"My dad wanted something from the war and I thought this was the coolest, most patriotic thing I could get for him,'' said Dow, a member of the Marine Air Logistics Squadron-11. Dow plans to put the flag and a certificate of authenticity in a shadow box so his father can hang it in the bar, called The Smoking Barrel.
Air Force Maj. Dave Morris, an A-10 pilot from the 110th Fighter Wing in Battle Creek, Mich., flew a pair of flags during his mission earlier this week over Baghdad for an enlisted mechanic in his unit. The flags will go to the mechanic's father, a Korean War veteran.
"Every single chance I get to do that, I do it,'' said Morris. "It means a lot to people, and it means a lot to me that they'd ask.''
Fighter attack jet and helicopter pilots alike have already flown hundreds of flags over Iraq. There is even talk of loading pallets of the flags onto a KC-130 Hercules refueler plane to meet the heavy demand.
Astronauts have flown flags in space for years, and the Air Force has been doing it here for the last 12 years during missions that enforced the no-fly zone.
Now, there are thousands of U.S. troops here who want to bring a piece of the war home. These soldiers believe if they can't get a bottle of sand from Iraq or a hat from an Iraqi soldier, then an American flag flown at 20,000 feet is the next best thing.

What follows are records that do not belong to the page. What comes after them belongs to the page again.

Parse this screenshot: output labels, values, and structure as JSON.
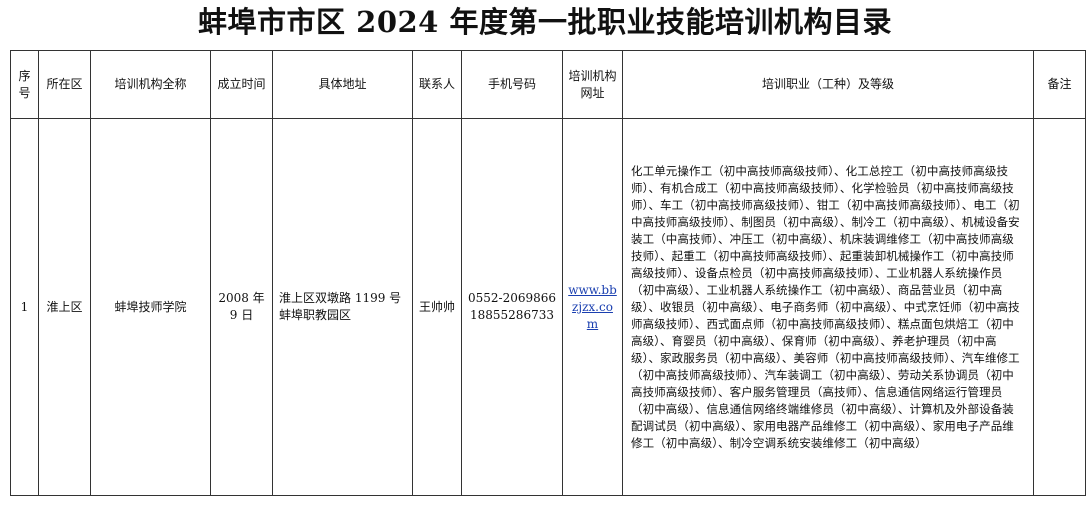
{
  "document": {
    "title": "蚌埠市市区 2024 年度第一批职业技能培训机构目录"
  },
  "table": {
    "headers": {
      "index": "序号",
      "district": "所在区",
      "org_name": "培训机构全称",
      "founded": "成立时间",
      "address": "具体地址",
      "contact": "联系人",
      "phone": "手机号码",
      "website": "培训机构网址",
      "occupations": "培训职业（工种）及等级",
      "remarks": "备注"
    },
    "rows": [
      {
        "index": "1",
        "district": "淮上区",
        "org_name": "蚌埠技师学院",
        "founded": "2008 年 9 日",
        "address": "淮上区双墩路 1199 号蚌埠职教园区",
        "contact": "王帅帅",
        "phone": "0552-2069866 18855286733",
        "website": "www.bbzjzx.com",
        "occupations": "化工单元操作工（初中高技师高级技师）、化工总控工（初中高技师高级技师）、有机合成工（初中高技师高级技师）、化学检验员（初中高技师高级技师）、车工（初中高技师高级技师）、钳工（初中高技师高级技师）、电工（初中高技师高级技师）、制图员（初中高级）、制冷工（初中高级）、机械设备安装工（中高技师）、冲压工（初中高级）、机床装调维修工（初中高技师高级技师）、起重工（初中高技师高级技师）、起重装卸机械操作工（初中高技师高级技师）、设备点检员（初中高技师高级技师）、工业机器人系统操作员（初中高级）、工业机器人系统操作工（初中高级）、商品营业员（初中高级）、收银员（初中高级）、电子商务师（初中高级）、中式烹饪师（初中高技师高级技师）、西式面点师（初中高技师高级技师）、糕点面包烘焙工（初中高级）、育婴员（初中高级）、保育师（初中高级）、养老护理员（初中高级）、家政服务员（初中高级）、美容师（初中高技师高级技师）、汽车维修工（初中高技师高级技师）、汽车装调工（初中高级）、劳动关系协调员（初中高技师高级技师）、客户服务管理员（高技师）、信息通信网络运行管理员（初中高级）、信息通信网络终端维修员（初中高级）、计算机及外部设备装配调试员（初中高级）、家用电器产品维修工（初中高级）、家用电子产品维修工（初中高级）、制冷空调系统安装维修工（初中高级）",
        "remarks": ""
      }
    ]
  }
}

The American flag has played a nearly nonexistent, symbolic role during this war. Officials have decided there will be no Iwo Jima-style tableau of Marines erecting a flag in Baghdad. There have been instances where exuberant Marines have put flags up on buildings, only to be told to take them down again.
"It breaks your heart to tell a guy to take down the Stars and Stripes,'' said Col. Robert "Boomer'' Milstead, commanding officer of Marine Aircraft Group-29, of New River Air Station, N.C. ``But it's about perception. The flag that needs to fly is an Iraqi flag, a free Iraqi flag.''
Like any good military program, there are rules to be followed.
Flags must be folded in a certain way and put in a plastic bag. A form must be filled out with the name of the requesting service member, the pilot who will fly the mission and other information about the flight. Crew chiefs stash those flags in the airplanes and then remove them after the mission, print a certificate of authenticity and return the flags to the service members.
A Marine Hornet backseater pilot, whose call sign is Mumbles, said he has already flown about 15 flags and was scheduled to fly with two more aboard his plane.
"For the Marines who don't have the opportunity to go out to the frontlines, it's something they can put in their shop,'' Mumbles said. "We can't fly out without the Marines on the ground.''
(Contributing: Air Force Times correspondent Gordon Trowbridge)